I recently finished two collections of essays; Regulating Deviance (Norrie et al eds., 2009), and Prevention and the Limits of the Criminal Law (Ashworth et al eds., 2013). A majority of the contributions to these volumes questioned the increased tendency of legislatures in USA, England, and Australia, to introduce legislation allowing arrest and detention of persons to prevent commission of harms. This upsets the traditional liberal argument of intervening only when there is some harm that has been caused. This is countered by governments pointing to the highly uncertain times wanton acts of terrorism have brought in. Prevention, after all, was always preached as being better than a cure.

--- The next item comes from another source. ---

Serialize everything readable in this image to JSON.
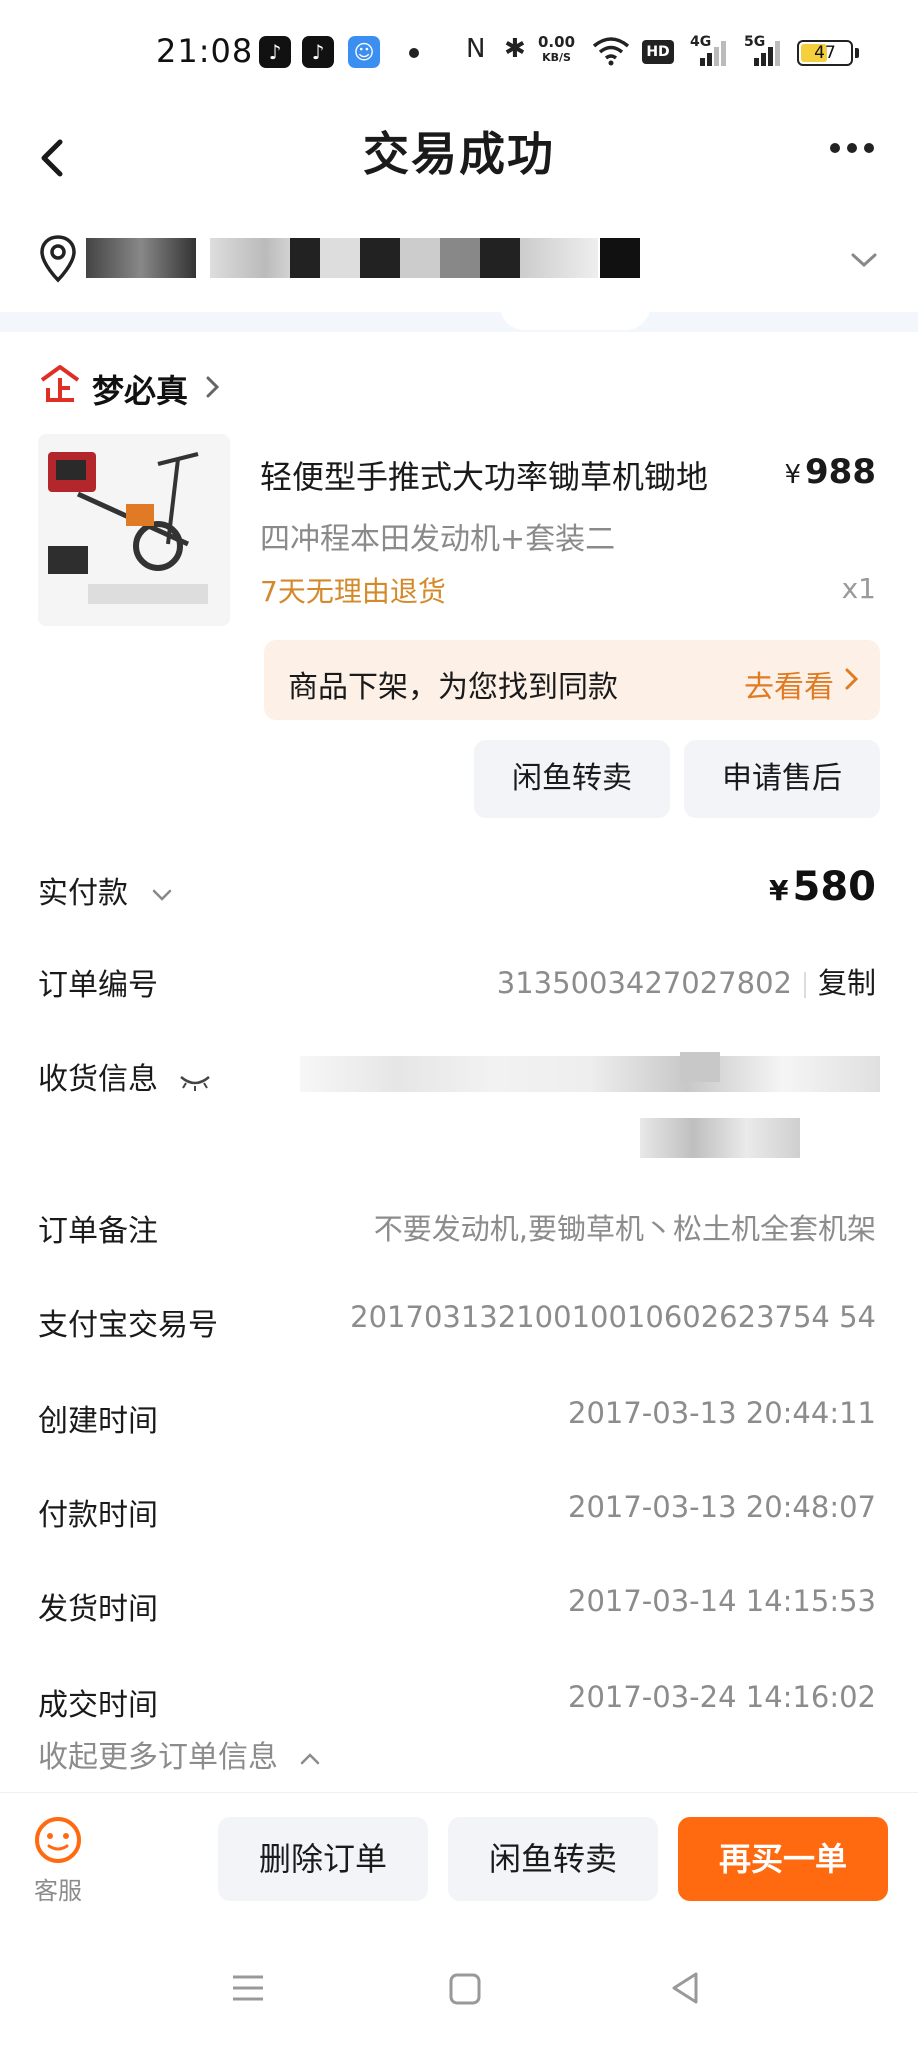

Unsurprisingly, the horrible events of the previous decade (World Trade Centre, London Bombings, Madrid Bombings, Mumbai Train Blasts, for instance), propelled the move for harsher, stricter laws. At which point I was surprised at none of these essays referring the Indian experience, for the Indian Constitution since its inception legalised preventive detention and a withdrawal of rights for those so detained. Such a constitutional denial of liberty in Article 22 sits right next to the clause guaranteeing the right to life. Yet, little discussion is evoked by having this clause today. One might say that India is thoroughly normalised to preventive detention being part of the bargain.
This new series on Preventive Justice in India is my effort to help spur some discussion on the limits of criminal law in India. Preventive Justice is an extremely populated field in India and the first set of posts will cover the constitutional text and statutory avatars will only come in later. Similar to how this blog earlier covered some issues serially, the a thorough engagement with the text will be followed by discussing how the Supreme Court has fashioned the limits of that text. The next post will re-live the very interesting history behind Article 22 of the Indian Constitution.